Wendy Barbee, a program participant, said the work that’s being done on the porch is amazing.
“It shows the spirit of giving and shows how God can work through people to give back to people,” Barbee said.
Angela Lesmez said she was thankful for the repairs. Lesmez said she often went outdoors to sit on the porch when it was a pretty day outside.
Dr. Oscar Ramirez, a therapist for the center and husband of Miriam, said the porch had been a safety concern since the nonprofit acquired the house.
The next priority for the nonprofit is to purchase the house.
There were about 260 volunteers working on 30 Day of Caring projects Thursday, of which 24 were schools and the rest were nonprofit organizations.
Day of Caring Chairwoman Denise Hallett said this year was unique in that they tried to keep the school projects in sync with Superintendent Dr. Lynn Moody’s strategic plan, which is a focus on literacy.
Many of the school projects involved work in media centers, visual learning projects and reading gardens.
“There was a lot of variety, some outdoors and some indoor projects,” Hallett said.
“These projects we hope will make a lasting impact on these students down the road,” she said.
This year’s funding partners for Day of Caring were the Blanche and Julian Robertson Foundation and Cheerwine.

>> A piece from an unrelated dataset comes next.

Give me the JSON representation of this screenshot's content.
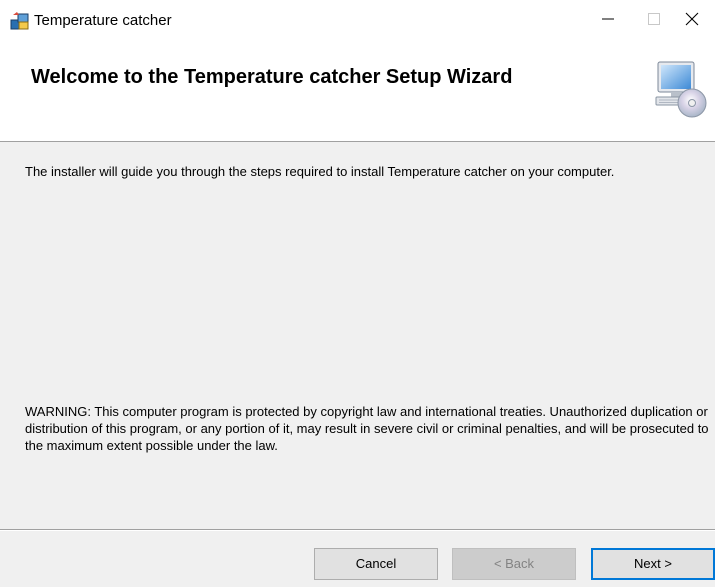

Hallett gave a nod to United Way Finance Director Melissa Robbins and Jackie Harris, the campaign and marketing director, for the hard work they put into coordinating with volunteers and securing materials. Hallett said Robbins and Harris started the work on this year’s Day of Caring last year.
Contact reporter Shavonne Walker at 704-797-4253.